Rishi Sunak’s declare that Labour would put up taxes by £2,000 is basically primarily based on evaluation carried out by the Treasury, commissioned by the Conservatives, which examined the prices of Labour’s deliberate insurance policies.

However, James Bowler, the Treasury’s high civil servant, mentioned in a June 3 letter to Labour that he had advised ministers to watch out about how they offered the work carried out by his division.

He mentioned in response to a letter despatched by Darren Jones, the shadow chief secretary to the Treasury: “As you will expect, civil servants were not involved in the production or presentation of the Conservative Party’s document ‘Labour’s Tax Rises’ or in the calculation of the total figure used.

“In your letter you highlight that the £38bn figure used in the Conservative Party’s publication includes costs beyond those provided by the Civil Service and published online by HM Treasury.

“I agree that any costings derived from other sources or produced by other organisations should not be presented as having been produced by the Civil Service. I have reminded ministers and advisers that this should be the case.”

The Tories’ “Labour Tax Rises” doc did state that “almost every costing contained here has been conducted by HM Treasury”.

Jeremy Hunt, the Chancellor, mentioned on May 17 when he printed the doc: “Today, I’m releasing analysis by independent civil servants at the Treasury on Labour’s plans for office.
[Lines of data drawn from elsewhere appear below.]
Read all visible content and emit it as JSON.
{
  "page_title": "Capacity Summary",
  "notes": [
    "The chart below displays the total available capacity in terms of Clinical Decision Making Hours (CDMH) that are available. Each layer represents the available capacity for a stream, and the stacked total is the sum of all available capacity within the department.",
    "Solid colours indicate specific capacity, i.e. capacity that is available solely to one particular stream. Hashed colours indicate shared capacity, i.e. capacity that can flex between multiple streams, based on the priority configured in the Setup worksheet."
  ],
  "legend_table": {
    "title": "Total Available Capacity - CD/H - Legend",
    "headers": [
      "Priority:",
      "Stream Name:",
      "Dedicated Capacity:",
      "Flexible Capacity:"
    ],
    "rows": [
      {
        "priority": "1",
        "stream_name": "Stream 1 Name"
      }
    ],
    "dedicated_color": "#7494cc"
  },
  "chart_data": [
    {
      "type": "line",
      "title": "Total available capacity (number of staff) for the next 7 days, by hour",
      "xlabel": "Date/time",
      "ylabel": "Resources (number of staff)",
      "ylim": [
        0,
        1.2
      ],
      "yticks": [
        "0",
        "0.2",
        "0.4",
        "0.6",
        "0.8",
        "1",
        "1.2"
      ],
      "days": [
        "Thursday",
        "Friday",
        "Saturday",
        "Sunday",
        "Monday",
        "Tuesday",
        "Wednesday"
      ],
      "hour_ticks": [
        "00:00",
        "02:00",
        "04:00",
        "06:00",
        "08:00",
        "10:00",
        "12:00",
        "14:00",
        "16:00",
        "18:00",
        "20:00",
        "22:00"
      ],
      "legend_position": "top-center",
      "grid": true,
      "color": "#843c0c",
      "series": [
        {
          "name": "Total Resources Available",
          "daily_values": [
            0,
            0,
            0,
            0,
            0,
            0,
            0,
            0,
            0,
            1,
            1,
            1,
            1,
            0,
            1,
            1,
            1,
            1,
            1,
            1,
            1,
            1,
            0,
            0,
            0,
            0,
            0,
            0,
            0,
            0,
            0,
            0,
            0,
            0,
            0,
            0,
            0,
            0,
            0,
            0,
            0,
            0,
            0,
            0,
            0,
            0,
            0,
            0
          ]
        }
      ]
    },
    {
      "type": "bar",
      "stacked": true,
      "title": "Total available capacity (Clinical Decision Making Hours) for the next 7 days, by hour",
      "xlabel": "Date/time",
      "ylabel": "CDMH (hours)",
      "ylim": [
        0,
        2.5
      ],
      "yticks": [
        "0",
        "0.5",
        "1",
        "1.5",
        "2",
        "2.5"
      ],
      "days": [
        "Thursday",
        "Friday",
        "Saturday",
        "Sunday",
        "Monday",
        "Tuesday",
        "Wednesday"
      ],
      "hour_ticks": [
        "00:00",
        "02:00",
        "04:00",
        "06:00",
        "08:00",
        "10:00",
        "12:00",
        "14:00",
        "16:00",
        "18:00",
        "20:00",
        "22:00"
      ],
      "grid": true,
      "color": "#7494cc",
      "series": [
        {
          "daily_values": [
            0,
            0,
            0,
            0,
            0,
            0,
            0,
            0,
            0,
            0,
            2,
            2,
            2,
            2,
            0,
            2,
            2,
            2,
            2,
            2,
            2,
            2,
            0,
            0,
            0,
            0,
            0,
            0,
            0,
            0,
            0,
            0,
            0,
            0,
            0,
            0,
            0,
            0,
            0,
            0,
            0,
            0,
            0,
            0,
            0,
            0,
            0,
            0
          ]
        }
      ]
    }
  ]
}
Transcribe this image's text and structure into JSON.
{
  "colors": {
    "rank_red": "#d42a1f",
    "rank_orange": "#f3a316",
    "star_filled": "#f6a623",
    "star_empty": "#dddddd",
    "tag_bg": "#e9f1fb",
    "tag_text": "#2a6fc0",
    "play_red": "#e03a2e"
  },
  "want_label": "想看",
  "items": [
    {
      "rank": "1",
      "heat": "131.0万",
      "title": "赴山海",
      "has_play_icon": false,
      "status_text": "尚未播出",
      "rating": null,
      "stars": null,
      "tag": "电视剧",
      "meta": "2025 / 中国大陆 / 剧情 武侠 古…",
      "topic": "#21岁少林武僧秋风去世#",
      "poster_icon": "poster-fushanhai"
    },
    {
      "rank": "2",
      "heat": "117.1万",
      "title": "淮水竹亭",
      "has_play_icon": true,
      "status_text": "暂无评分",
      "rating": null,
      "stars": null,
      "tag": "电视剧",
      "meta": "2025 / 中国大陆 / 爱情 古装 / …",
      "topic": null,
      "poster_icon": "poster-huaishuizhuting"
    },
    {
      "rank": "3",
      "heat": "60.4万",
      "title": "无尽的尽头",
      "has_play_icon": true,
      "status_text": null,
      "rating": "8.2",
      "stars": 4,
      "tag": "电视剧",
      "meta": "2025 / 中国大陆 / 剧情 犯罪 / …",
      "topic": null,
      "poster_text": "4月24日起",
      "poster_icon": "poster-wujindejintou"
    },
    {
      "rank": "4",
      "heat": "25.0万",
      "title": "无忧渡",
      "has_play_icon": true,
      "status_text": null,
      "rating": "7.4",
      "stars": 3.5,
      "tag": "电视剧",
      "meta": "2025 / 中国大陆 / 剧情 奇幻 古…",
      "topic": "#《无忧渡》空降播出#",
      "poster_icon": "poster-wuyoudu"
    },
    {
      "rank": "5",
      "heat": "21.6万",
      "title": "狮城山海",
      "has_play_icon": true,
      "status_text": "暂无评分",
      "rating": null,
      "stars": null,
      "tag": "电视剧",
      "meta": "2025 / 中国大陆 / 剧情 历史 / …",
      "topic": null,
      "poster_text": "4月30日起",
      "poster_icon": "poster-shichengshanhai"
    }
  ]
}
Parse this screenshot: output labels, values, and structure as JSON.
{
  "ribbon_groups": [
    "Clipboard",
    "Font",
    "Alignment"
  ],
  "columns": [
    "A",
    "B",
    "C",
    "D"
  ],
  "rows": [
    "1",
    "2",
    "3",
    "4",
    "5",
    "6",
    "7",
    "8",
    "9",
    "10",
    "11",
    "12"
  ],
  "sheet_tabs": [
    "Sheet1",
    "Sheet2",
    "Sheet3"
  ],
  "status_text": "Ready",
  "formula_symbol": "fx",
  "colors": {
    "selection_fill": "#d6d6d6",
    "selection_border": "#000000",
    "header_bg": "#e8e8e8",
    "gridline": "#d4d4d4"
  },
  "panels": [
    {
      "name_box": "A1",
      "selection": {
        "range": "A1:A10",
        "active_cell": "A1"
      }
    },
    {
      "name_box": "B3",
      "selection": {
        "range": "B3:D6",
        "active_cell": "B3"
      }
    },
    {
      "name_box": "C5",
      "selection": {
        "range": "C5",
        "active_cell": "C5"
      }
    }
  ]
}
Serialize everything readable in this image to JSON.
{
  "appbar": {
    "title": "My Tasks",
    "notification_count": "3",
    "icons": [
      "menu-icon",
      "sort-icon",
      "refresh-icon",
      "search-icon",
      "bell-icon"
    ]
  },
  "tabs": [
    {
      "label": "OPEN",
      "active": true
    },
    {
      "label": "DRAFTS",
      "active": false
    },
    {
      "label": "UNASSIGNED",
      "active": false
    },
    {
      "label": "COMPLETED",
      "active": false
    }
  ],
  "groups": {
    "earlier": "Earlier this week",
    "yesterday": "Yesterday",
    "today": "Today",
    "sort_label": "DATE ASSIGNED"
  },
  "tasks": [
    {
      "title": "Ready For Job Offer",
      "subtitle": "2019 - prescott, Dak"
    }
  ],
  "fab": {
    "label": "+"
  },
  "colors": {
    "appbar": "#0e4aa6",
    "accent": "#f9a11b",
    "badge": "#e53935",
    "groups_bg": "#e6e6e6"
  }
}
That shows a £38 billion black hole in their plans, which can only be fixed by further tax rises – the equivalent of £2100 per family.”

Claire Coutinho, the Energy Security and Net Zero Secretary, had advised the BBC earlier than the letter emerged this morning that the costings had been “signed off by the Treasury, by the permanent secretary of the Treasury, as the amount the proposals that the Labour Party have put forward so far would cost families.”